• Description of the task:
For each line below that includes the string "August", show the whole line.

• Material to process:
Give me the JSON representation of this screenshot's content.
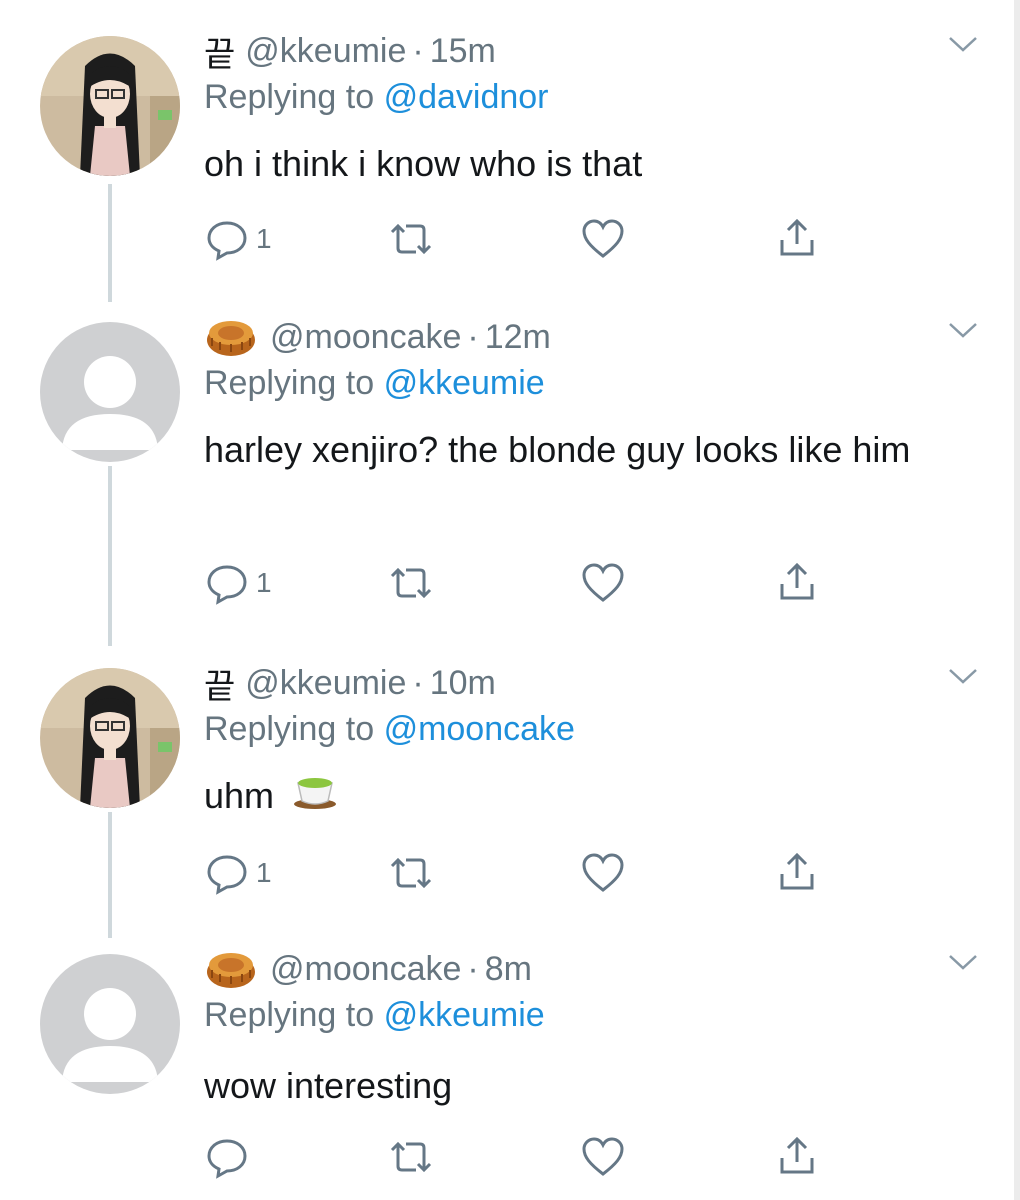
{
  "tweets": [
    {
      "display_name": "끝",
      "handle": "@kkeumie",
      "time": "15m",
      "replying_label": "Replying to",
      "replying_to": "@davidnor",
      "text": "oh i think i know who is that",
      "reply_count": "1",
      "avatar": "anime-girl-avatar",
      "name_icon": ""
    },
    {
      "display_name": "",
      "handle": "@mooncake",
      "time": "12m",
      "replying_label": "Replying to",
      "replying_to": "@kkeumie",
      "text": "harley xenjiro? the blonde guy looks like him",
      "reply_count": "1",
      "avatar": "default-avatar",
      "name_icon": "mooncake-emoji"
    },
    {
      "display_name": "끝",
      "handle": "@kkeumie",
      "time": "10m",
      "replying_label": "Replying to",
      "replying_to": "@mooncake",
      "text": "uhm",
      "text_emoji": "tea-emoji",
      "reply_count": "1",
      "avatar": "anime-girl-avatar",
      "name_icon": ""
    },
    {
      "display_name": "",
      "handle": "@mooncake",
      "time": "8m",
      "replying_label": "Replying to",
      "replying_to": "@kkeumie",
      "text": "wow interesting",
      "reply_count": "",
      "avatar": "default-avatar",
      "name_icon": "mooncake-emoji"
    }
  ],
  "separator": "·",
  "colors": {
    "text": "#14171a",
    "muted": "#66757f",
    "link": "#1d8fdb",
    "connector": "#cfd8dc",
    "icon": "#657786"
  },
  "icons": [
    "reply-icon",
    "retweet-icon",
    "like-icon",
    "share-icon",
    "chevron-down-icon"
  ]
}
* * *
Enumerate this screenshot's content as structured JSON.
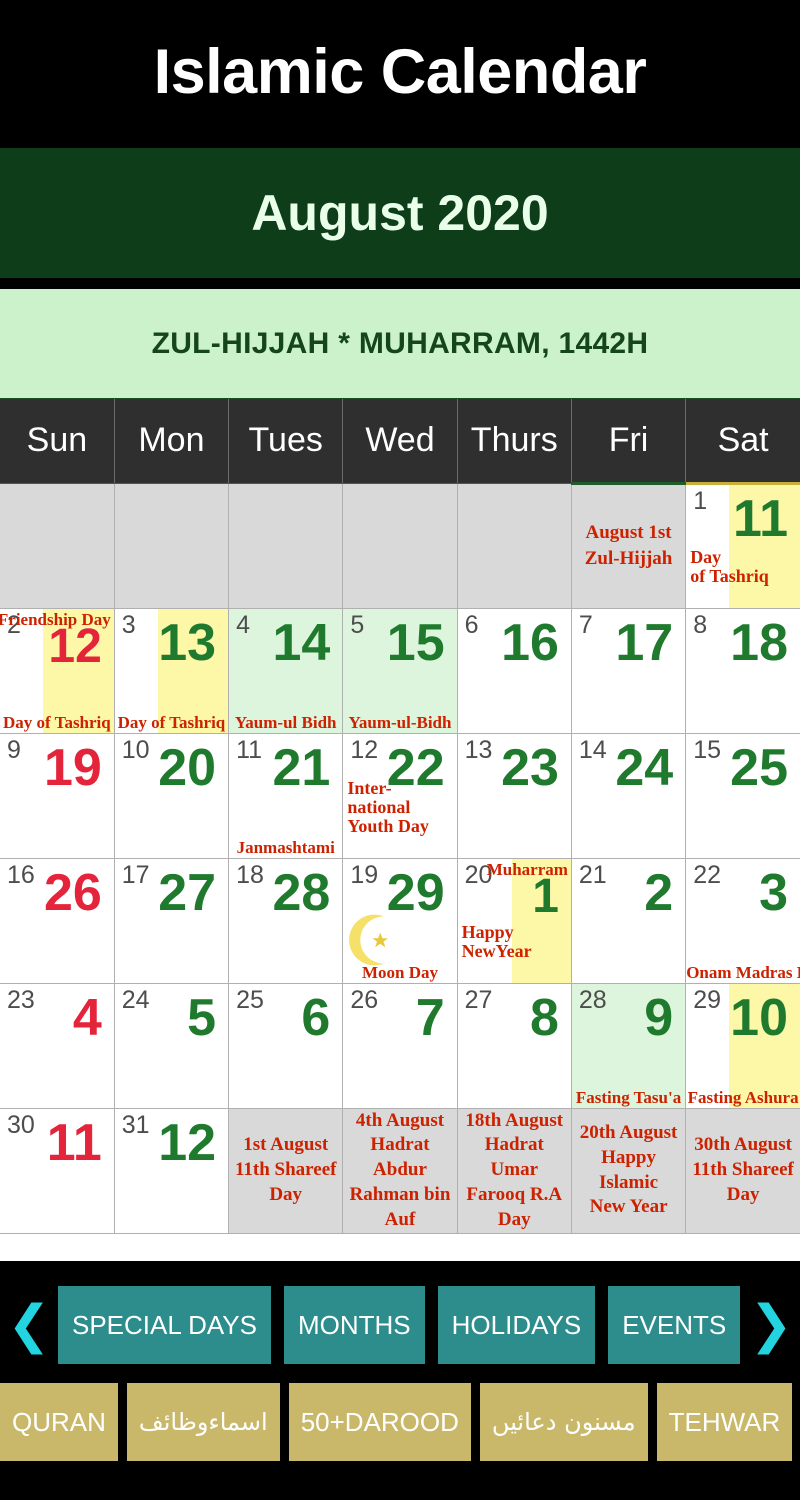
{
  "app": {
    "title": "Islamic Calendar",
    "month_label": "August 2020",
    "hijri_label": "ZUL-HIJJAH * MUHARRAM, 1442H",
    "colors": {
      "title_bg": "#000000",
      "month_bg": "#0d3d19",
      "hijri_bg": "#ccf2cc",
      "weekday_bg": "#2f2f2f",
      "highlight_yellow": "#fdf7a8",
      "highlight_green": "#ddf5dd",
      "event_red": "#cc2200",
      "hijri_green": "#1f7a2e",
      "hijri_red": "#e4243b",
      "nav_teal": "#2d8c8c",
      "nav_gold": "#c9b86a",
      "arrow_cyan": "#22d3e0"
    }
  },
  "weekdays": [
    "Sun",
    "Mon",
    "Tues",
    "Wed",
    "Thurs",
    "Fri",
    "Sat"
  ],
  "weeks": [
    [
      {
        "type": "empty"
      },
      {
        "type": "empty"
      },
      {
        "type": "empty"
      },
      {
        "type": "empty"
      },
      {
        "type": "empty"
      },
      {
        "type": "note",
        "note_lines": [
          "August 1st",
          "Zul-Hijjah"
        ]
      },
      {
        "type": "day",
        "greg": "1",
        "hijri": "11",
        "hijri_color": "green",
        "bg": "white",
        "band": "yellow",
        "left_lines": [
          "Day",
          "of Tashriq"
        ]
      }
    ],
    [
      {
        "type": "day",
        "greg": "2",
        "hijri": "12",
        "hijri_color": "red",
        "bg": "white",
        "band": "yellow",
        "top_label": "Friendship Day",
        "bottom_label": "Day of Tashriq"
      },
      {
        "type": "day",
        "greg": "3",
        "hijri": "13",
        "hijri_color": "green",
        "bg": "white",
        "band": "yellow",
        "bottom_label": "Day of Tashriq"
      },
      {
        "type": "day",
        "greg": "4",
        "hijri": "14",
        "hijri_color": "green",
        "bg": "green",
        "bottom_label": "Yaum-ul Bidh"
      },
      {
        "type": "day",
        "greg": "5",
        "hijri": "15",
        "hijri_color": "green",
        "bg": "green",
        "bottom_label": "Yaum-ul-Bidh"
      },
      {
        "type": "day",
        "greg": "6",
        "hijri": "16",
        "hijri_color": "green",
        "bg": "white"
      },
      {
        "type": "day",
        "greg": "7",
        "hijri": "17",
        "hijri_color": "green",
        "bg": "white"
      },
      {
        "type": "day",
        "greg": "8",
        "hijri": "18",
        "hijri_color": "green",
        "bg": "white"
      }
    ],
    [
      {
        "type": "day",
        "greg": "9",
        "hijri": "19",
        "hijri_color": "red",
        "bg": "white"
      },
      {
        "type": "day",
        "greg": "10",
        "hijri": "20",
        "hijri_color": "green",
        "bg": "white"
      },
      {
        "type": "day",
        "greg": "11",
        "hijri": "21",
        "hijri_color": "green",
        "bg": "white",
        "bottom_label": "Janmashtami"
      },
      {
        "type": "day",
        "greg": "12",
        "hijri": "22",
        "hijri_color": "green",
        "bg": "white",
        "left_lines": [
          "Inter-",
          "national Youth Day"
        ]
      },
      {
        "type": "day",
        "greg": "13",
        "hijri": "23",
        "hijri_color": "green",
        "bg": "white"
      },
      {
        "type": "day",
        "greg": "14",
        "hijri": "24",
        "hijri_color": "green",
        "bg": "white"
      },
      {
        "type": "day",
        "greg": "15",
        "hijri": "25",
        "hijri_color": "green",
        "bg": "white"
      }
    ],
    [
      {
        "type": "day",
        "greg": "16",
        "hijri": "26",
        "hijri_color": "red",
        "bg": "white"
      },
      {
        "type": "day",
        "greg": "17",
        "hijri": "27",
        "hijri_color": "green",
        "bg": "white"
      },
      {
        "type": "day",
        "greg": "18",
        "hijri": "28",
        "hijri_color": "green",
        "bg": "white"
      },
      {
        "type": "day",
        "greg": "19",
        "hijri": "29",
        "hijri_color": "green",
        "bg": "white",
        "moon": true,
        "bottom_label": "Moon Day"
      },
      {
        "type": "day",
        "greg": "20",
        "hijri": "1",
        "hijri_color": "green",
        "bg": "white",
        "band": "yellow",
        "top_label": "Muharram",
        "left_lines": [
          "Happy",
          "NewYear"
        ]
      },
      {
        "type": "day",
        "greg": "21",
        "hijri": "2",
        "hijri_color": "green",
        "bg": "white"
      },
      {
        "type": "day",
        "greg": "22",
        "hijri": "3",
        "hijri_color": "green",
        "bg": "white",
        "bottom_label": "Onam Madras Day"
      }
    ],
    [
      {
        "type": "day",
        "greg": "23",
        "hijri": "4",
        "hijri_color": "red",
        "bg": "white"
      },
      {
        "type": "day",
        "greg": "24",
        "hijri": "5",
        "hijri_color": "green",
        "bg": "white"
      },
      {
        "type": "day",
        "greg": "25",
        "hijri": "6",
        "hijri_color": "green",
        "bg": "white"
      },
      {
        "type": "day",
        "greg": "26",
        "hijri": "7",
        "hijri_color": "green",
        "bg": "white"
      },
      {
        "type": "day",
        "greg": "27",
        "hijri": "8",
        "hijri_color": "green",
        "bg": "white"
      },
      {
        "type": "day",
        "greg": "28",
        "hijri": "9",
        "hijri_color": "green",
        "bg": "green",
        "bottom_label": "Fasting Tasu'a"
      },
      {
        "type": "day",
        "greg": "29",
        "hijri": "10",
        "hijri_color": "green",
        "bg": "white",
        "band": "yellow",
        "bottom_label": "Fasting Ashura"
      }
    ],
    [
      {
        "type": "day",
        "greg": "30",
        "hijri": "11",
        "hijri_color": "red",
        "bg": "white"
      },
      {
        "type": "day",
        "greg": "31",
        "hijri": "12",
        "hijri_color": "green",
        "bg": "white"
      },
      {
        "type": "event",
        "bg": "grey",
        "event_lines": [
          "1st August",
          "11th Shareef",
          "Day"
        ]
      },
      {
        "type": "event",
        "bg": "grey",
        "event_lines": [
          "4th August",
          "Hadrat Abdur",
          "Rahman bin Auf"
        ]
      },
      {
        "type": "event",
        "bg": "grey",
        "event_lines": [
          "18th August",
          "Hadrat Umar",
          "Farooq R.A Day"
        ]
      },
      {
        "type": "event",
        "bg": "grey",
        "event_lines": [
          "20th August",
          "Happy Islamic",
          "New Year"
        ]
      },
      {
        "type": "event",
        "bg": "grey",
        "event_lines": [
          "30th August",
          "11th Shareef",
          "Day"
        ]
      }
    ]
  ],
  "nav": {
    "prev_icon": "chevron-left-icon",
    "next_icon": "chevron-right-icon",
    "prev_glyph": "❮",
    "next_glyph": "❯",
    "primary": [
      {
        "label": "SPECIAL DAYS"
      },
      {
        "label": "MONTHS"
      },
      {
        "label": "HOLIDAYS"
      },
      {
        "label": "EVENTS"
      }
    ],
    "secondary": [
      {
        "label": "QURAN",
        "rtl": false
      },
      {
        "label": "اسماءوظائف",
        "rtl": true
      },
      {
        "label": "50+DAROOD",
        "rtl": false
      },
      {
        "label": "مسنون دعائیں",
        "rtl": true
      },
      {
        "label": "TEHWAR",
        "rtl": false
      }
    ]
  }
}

• Output of the task:
    "month_label": "August 2020",
          "August 1st",
          "1st August",
          "4th August",
          "18th August",
          "20th August",
          "30th August",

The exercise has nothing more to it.